Pride celebrations take many forms worldwide, from parades to parties to protests. Hundreds of independent Pride events have popped up globally since the beginning of the modern LGBTQ+ liberation movement in the 1970s, each notably local and generally related to the pivotal Stonewall Riots in June of 1969.
Toronto presents one of North America’s largest Pride festivals, honoring “the history, courage, and diversity of our community” and uniting the city in a 10-day celebration of arts, culture, and community development, culminating in the highly popular Pride parade. The Community of Homophile Association of Toronto and Toronto Gay Action hosted a gathering at Hanlan’s Point in 1971 to bring the LGBT community together. With banners fluttering and colorful flags floating high in the air, this spectacular picnic, which drew over 300 attendees, brought together a very oppressed group of people in a public celebration. This series of picnics continued to demonstrate LGBT unity, eventually becoming an annual event that expanded in size yearly.

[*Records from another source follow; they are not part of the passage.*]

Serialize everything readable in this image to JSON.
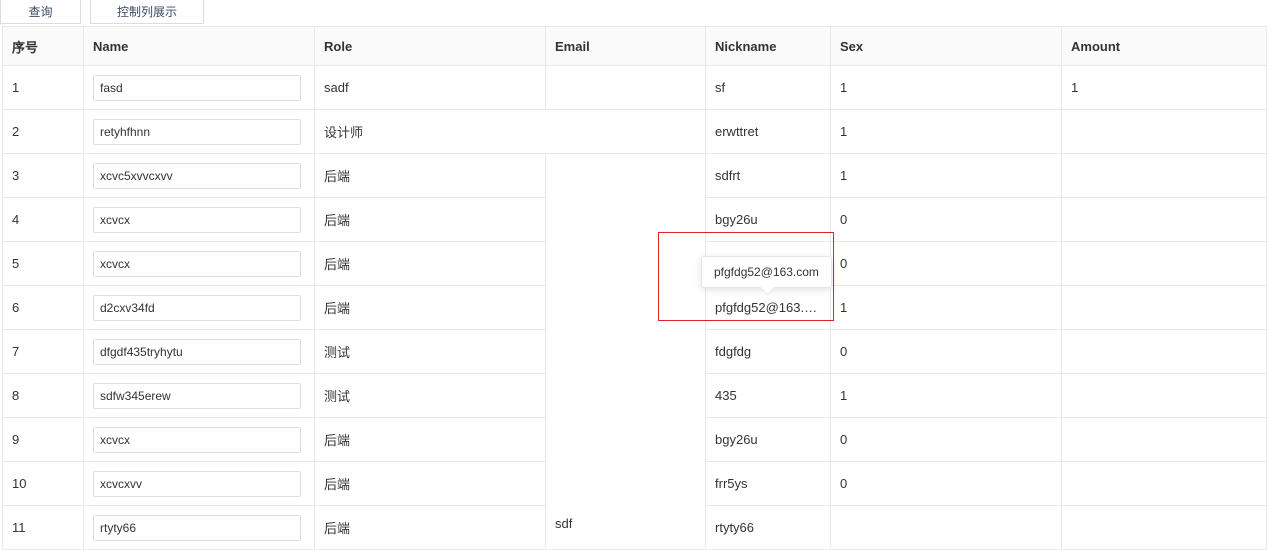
{
  "toolbar": {
    "query_label": "查询",
    "columns_label": "控制列展示"
  },
  "table": {
    "headers": [
      "序号",
      "Name",
      "Role",
      "Email",
      "Nickname",
      "Sex",
      "Amount"
    ],
    "rows": [
      {
        "index": "1",
        "name": "fasd",
        "role": "sadf",
        "email": "",
        "nickname": "sf",
        "sex": "1",
        "amount": "1"
      },
      {
        "index": "2",
        "name": "retyhfhnn",
        "role": "设计师",
        "email": "",
        "nickname": "erwttret",
        "sex": "1",
        "amount": ""
      },
      {
        "index": "3",
        "name": "xcvc5xvvcxvv",
        "role": "后端",
        "email": "",
        "nickname": "sdfrt",
        "sex": "1",
        "amount": ""
      },
      {
        "index": "4",
        "name": "xcvcx",
        "role": "后端",
        "email": "",
        "nickname": "bgy26u",
        "sex": "0",
        "amount": ""
      },
      {
        "index": "5",
        "name": "xcvcx",
        "role": "后端",
        "email": "",
        "nickname": "",
        "sex": "0",
        "amount": ""
      },
      {
        "index": "6",
        "name": "d2cxv34fd",
        "role": "后端",
        "email": "",
        "nickname": "pfgfdg52@163.com",
        "sex": "1",
        "amount": ""
      },
      {
        "index": "7",
        "name": "dfgdf435tryhytu",
        "role": "测试",
        "email": "",
        "nickname": "fdgfdg",
        "sex": "0",
        "amount": ""
      },
      {
        "index": "8",
        "name": "sdfw345erew",
        "role": "测试",
        "email": "",
        "nickname": "435",
        "sex": "1",
        "amount": ""
      },
      {
        "index": "9",
        "name": "xcvcx",
        "role": "后端",
        "email": "",
        "nickname": "bgy26u",
        "sex": "0",
        "amount": ""
      },
      {
        "index": "10",
        "name": "xcvcxvv",
        "role": "后端",
        "email": "",
        "nickname": "frr5ys",
        "sex": "0",
        "amount": ""
      },
      {
        "index": "11",
        "name": "rtyty66",
        "role": "后端",
        "email": "",
        "nickname": "rtyty66",
        "sex": "",
        "amount": ""
      }
    ],
    "merged_email_value": "sdf"
  },
  "tooltip": {
    "text": "pfgfdg52@163.com"
  },
  "colors": {
    "highlight": "#e0262b",
    "border": "#e8e8e8",
    "header_bg": "#fafafa"
  }
}
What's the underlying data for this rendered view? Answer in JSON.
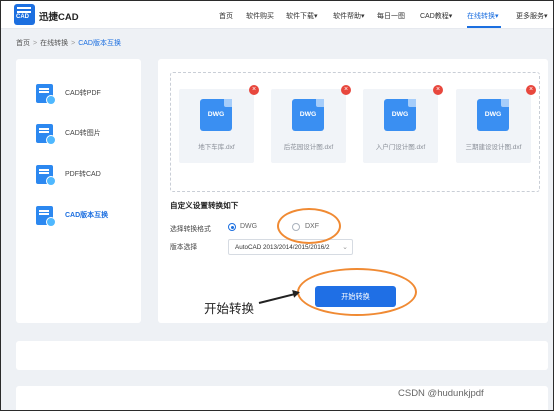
{
  "header": {
    "brand": "迅捷CAD",
    "logo_text": "CAD",
    "nav": [
      {
        "label": "首页",
        "active": false
      },
      {
        "label": "软件购买",
        "active": false
      },
      {
        "label": "软件下载▾",
        "active": false
      },
      {
        "label": "软件帮助▾",
        "active": false
      },
      {
        "label": "每日一图",
        "active": false
      },
      {
        "label": "CAD教程▾",
        "active": false
      },
      {
        "label": "在线转换▾",
        "active": true
      },
      {
        "label": "更多服务▾",
        "active": false
      }
    ]
  },
  "breadcrumb": {
    "items": [
      "首页",
      "在线转换",
      "CAD版本互换"
    ],
    "separator": ">"
  },
  "sidebar": {
    "items": [
      {
        "label": "CAD转PDF",
        "icon": "cad-to-pdf-icon",
        "active": false
      },
      {
        "label": "CAD转图片",
        "icon": "cad-to-image-icon",
        "active": false
      },
      {
        "label": "PDF转CAD",
        "icon": "pdf-to-cad-icon",
        "active": false
      },
      {
        "label": "CAD版本互换",
        "icon": "cad-version-convert-icon",
        "active": true
      }
    ]
  },
  "files": [
    {
      "badge": "DWG",
      "name": "地下车库.dxf"
    },
    {
      "badge": "DWG",
      "name": "后花园设计图.dxf"
    },
    {
      "badge": "DWG",
      "name": "入户门设计图.dxf"
    },
    {
      "badge": "DWG",
      "name": "三期建设设计图.dxf"
    }
  ],
  "settings": {
    "title": "自定义设置转换如下",
    "format_label": "选择转换格式",
    "formats": [
      {
        "label": "DWG",
        "checked": true
      },
      {
        "label": "DXF",
        "checked": false
      }
    ],
    "version_label": "版本选择",
    "version_value": "AutoCAD 2013/2014/2015/2016/2",
    "start_button": "开始转换"
  },
  "annotation": {
    "callout": "开始转换",
    "color": "#f08a33"
  },
  "watermark": "CSDN @hudunkjpdf",
  "colors": {
    "accent": "#1c6fe0",
    "remove": "#e8473d",
    "page_bg": "#eef1f5"
  }
}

Amsterdam Pride was founded in 1996 as an event to honor freedom and diversity. Unlike many previous Gay Pride, which originated as protests for equal rights. Since 1979, the latter purpose has serviced another event known as Pink Saturday (Dutch: Roze Zaterdag), which has been staged in a new city every year since 1981. The Netherlands was the first country to legalize gay marriage, and Amsterdam is one of the most progressive towns in the country. In 1987, for example, Amsterdam constructed a monument honoring LGBTQ people persecuted during WWII and those who continue to suffer under oppressive government regimes today.
Berlin has long been known as Europe’s Gay Capital and a must-see destination for clubbers from all over the world, so it’s only natural that the country’s largest city would combine Pride with its passion for techno music and rave. The annual Pride march in Berlin, which draws almost a million people each year, is dubbed “Berlin CSD” or “Berlin Christopher Street Day” after the street where the Stonewall Riots erupted in 1969. Berlin Pride was created in 1979 by Bernd Gaiser, a long-time rights activist. “Only when we, as gay men and lesbians, go out in public and confront society… can we force them to change their attitudes toward us,” Gaiser told Die Zeit newspaper in 2018. As a result, same-sex couples were allowed formal civil unions in February 2001, partly thanks to the efforts of the center-left Social Democrats (SPD), who were in power at the time and could pass the bill despite Christian Democrats’ concerns.